Editor’s note: Find the latest COVID-19 news and guidance in Medscape’s Coronavirus Resource Center.
The current sustained increase in COVID-19 has brought the total number of cases in children to over 13 million since the start of the pandemic, according to the American Academy of Pediatrics and the Children’s Hospital Association.
The latest weekly count – 62,467 reported for the week ending May 5 – was 17.4% higher than the previous week and marks four consecutive increases since early April, when cases dropped to their lowest point since last summer. The cumulative number of cases in children is 13,052,988, which accounts for 19.0% of all cases reported in the United States, the AAP and CHA said in their weekly COVID-19 report.
Other measures of incidence show the same steady rise. The rate of new admissions of children aged 0-17 with confirmed COVID-19, which had dipped as low as 0.13 per 100,000 population on April 11, was up to 0.19 per 100,000 on May 6, and the 7-day average for total admissions was 136 per day for May 1-7, compared with 118 for the last week of April, according to the Centers for Disease Control and Prevention.
At the state level, new admission rates for May 6 show wide variation, even regionally. Rhode Island came in with a 0.00 per 100,000 on that day, while Vermont recorded 0.88 admissions per 100,000, the highest of any state and lower only than the District of Columbia’s 1.23 per 100,000. Connecticut (0.45) and Massachusetts (0.33) also were in the highest group (see map), while Maine was in the lowest, CDC data show.
Nationally, emergency department visits also have been rising over the last month or so. Children aged 0-11 years, who were down to a 7-day average of 0.5% of ED visits with diagnosed COVID-19 in early April, saw that number rise to 1.4% on May 5. Children aged 12-15 years went from a rate of 0.3% in late March to the current 1.2%, as did 16- to 17-year-olds, the CDC said on its COVID Data Tracker.

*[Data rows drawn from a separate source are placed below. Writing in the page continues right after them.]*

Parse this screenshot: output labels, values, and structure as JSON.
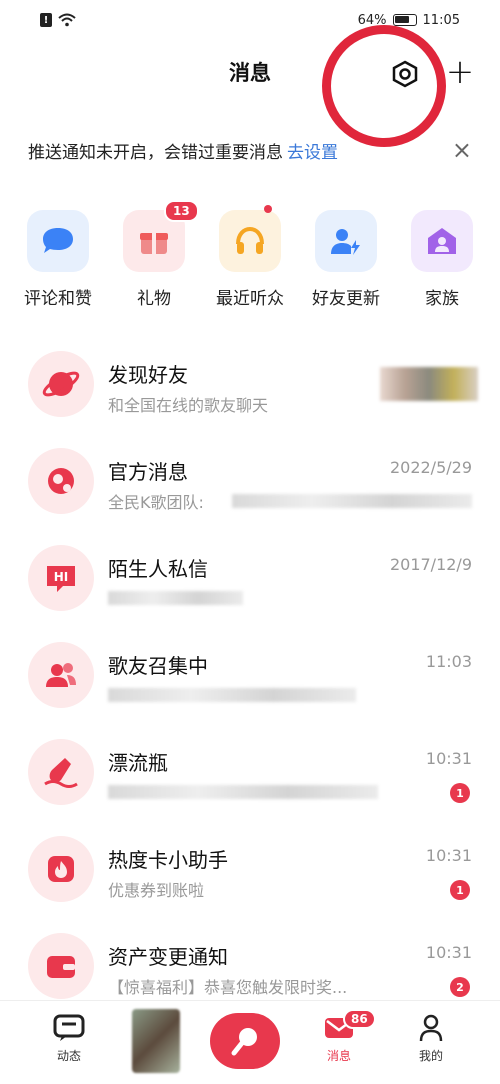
{
  "status_bar": {
    "battery": "64%",
    "time": "11:05",
    "sim": "!"
  },
  "header": {
    "title": "消息",
    "plus": "+"
  },
  "notify": {
    "text": "推送通知未开启，会错过重要消息",
    "link": "去设置",
    "close": "×"
  },
  "shortcuts": [
    {
      "label": "评论和赞",
      "icon": "chat-bubble-icon",
      "color": "#3b82f6",
      "bg": "#e7f0fd"
    },
    {
      "label": "礼物",
      "icon": "gift-icon",
      "color": "#ef5b5b",
      "bg": "#fde9ea",
      "badge": "13"
    },
    {
      "label": "最近听众",
      "icon": "headphones-icon",
      "color": "#f5a623",
      "bg": "#fdf2de"
    },
    {
      "label": "好友更新",
      "icon": "user-lightning-icon",
      "color": "#3b82f6",
      "bg": "#e7f0fd"
    },
    {
      "label": "家族",
      "icon": "home-person-icon",
      "color": "#a162e8",
      "bg": "#f2e9fd"
    }
  ],
  "messages": [
    {
      "title": "发现好友",
      "sub": "和全国在线的歌友聊天",
      "time": "",
      "badge": "",
      "icon": "planet-icon"
    },
    {
      "title": "官方消息",
      "sub": "全民K歌团队:",
      "time": "2022/5/29",
      "badge": "",
      "icon": "official-icon"
    },
    {
      "title": "陌生人私信",
      "sub": "",
      "time": "2017/12/9",
      "badge": "",
      "icon": "hi-icon"
    },
    {
      "title": "歌友召集中",
      "sub": "",
      "time": "11:03",
      "badge": "",
      "icon": "people-icon"
    },
    {
      "title": "漂流瓶",
      "sub": "",
      "time": "10:31",
      "badge": "1",
      "icon": "bottle-icon"
    },
    {
      "title": "热度卡小助手",
      "sub": "优惠券到账啦",
      "time": "10:31",
      "badge": "1",
      "icon": "fire-icon"
    },
    {
      "title": "资产变更通知",
      "sub": "【惊喜福利】恭喜您触发限时奖...",
      "time": "10:31",
      "badge": "2",
      "icon": "wallet-icon"
    }
  ],
  "nav": {
    "feed_label": "动态",
    "message_label": "消息",
    "message_badge": "86",
    "me_label": "我的"
  },
  "colors": {
    "accent": "#e8384d",
    "link": "#3a78d8",
    "annotation_circle": "#e0263b"
  }
}
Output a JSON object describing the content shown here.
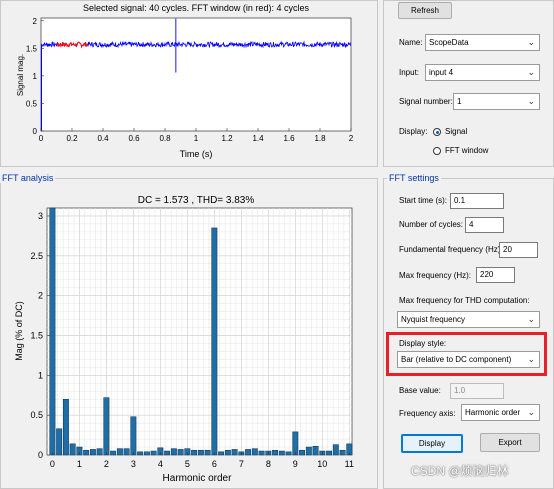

The vaccination effort, meanwhile, continues to lose steam, at least among children who are currently eligible. Initial vaccinations in those aged 5-11 slipped to their lowest-ever 1-week total, 47,000 for April 28 to May 4, while children aged 16-17 continued a long-term slide that has the weekly count down to just 29,000, the AAP said in its weekly vaccination report.
Here’s how those latest recipients changed the populations of vaccinated children in the last week: 35.4% of all 5- to 11-year-olds had received at least one dose as of May 4, compared with 35.3% on April 27, with increases from 67.4% to 67.5% for 12- to 15-year-olds and 72.7% to 72.8% among those aged 16-17, the CDC reported.
This article originally appeared on MDedge.com, part of the Medscape Professional Network.